Going line by line through the entries below, count those that contain "legend". Give the number by itself.

------------------------------------------------------------------------

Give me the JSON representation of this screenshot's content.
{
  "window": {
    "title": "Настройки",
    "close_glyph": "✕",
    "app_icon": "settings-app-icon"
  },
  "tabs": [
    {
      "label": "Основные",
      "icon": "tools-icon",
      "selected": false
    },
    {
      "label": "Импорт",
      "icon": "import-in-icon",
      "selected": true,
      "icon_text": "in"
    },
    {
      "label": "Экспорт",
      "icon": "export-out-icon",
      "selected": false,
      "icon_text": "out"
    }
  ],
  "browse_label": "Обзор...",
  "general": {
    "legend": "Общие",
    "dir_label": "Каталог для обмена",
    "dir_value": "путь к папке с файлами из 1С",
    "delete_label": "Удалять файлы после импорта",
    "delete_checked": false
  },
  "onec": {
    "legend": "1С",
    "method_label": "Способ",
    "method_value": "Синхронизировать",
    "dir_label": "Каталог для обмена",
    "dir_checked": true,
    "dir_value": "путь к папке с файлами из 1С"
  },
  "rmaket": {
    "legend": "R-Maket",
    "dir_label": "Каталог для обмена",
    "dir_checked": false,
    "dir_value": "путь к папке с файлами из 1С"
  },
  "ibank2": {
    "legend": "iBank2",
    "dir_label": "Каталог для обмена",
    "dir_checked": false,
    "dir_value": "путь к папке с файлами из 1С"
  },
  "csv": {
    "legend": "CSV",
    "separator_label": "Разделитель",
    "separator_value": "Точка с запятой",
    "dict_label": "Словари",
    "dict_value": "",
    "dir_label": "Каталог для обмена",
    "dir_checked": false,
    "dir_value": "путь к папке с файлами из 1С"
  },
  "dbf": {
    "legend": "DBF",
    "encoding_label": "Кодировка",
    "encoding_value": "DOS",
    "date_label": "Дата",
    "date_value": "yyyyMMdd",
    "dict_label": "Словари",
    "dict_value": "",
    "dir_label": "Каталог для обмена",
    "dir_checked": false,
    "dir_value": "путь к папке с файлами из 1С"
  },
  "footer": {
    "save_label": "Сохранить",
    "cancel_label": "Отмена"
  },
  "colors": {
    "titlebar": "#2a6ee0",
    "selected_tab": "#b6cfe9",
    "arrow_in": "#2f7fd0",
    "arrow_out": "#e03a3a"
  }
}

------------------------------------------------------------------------

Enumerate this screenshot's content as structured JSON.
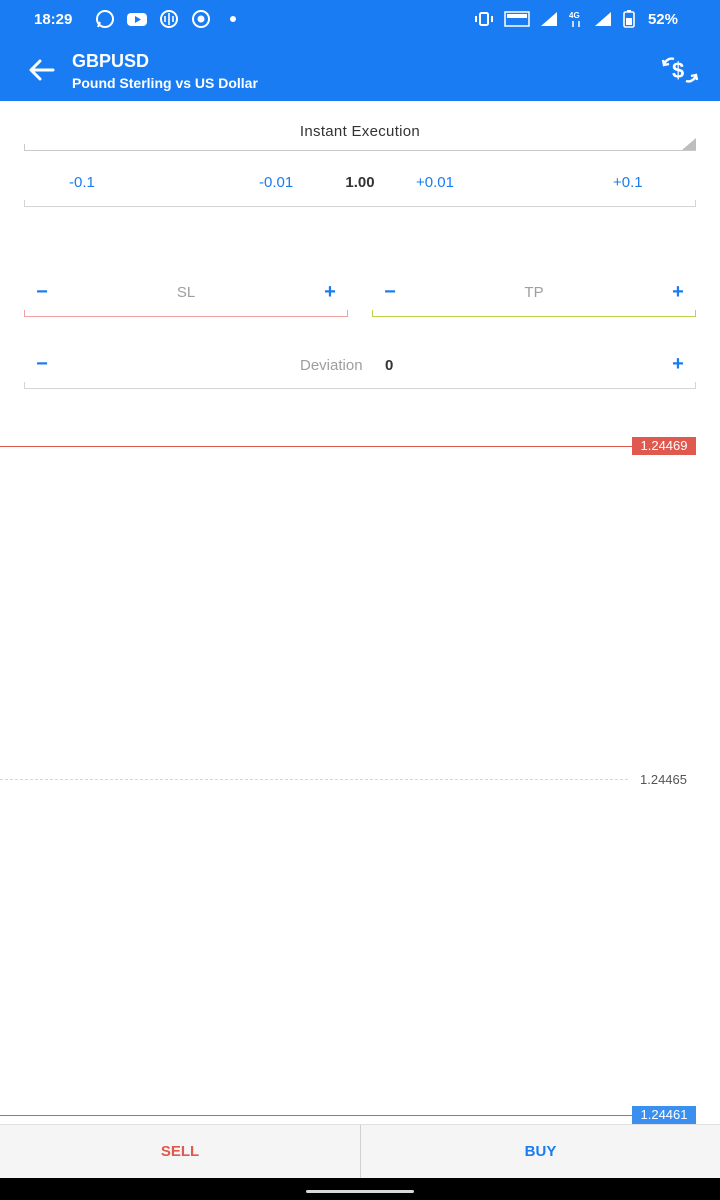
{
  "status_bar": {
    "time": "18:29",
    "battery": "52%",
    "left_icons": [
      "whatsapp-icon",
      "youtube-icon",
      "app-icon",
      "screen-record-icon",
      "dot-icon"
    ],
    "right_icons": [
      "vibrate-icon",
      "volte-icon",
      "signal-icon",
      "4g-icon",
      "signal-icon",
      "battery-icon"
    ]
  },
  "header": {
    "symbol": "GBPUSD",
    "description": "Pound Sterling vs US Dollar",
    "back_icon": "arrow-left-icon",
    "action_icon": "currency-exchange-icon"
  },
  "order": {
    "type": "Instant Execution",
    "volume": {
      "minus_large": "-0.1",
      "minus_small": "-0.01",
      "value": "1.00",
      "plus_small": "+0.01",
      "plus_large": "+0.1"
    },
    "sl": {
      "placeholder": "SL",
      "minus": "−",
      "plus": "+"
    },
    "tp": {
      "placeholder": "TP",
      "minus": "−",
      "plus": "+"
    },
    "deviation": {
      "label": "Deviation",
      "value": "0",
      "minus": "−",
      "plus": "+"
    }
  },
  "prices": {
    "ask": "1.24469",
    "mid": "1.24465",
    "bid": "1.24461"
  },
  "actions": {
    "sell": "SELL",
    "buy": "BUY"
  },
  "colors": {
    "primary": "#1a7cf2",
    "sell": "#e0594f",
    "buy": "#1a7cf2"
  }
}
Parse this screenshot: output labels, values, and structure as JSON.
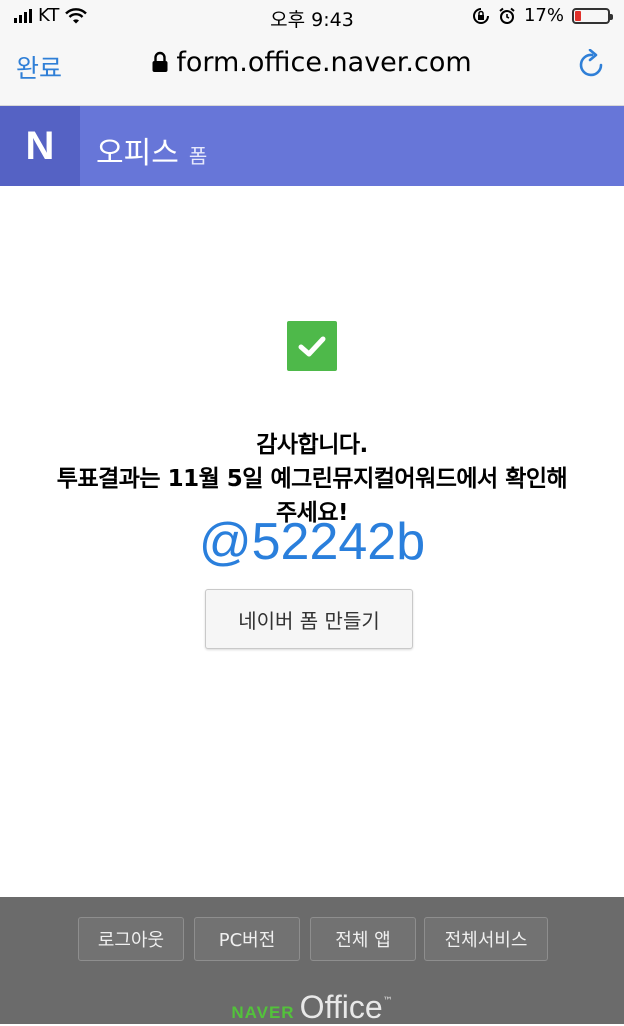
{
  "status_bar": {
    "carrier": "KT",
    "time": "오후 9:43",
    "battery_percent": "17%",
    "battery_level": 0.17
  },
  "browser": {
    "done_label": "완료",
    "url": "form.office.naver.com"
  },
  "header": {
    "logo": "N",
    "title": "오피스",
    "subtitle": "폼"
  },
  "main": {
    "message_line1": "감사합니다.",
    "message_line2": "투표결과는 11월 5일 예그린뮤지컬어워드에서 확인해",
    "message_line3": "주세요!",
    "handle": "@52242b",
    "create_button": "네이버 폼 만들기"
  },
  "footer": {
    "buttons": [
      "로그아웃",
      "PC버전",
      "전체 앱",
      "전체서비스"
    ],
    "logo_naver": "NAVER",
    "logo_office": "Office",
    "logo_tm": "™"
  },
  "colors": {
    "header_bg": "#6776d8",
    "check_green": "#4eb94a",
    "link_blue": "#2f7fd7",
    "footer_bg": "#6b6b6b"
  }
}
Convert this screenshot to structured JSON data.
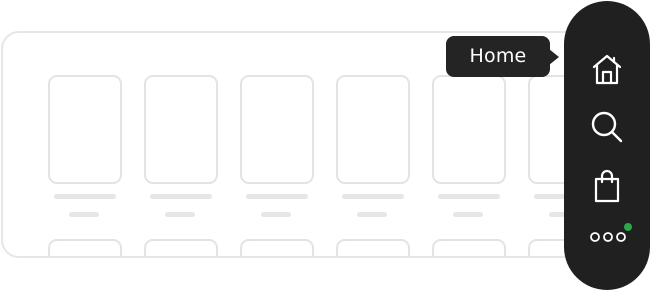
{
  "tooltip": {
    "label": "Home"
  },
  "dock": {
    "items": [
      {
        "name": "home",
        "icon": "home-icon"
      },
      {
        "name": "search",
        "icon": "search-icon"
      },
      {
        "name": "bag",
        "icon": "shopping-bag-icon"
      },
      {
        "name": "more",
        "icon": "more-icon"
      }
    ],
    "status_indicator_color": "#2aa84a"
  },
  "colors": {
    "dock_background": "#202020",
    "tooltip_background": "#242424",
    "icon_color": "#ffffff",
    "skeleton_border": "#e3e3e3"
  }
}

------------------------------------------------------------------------

(RESULT OF THIS TASK):
6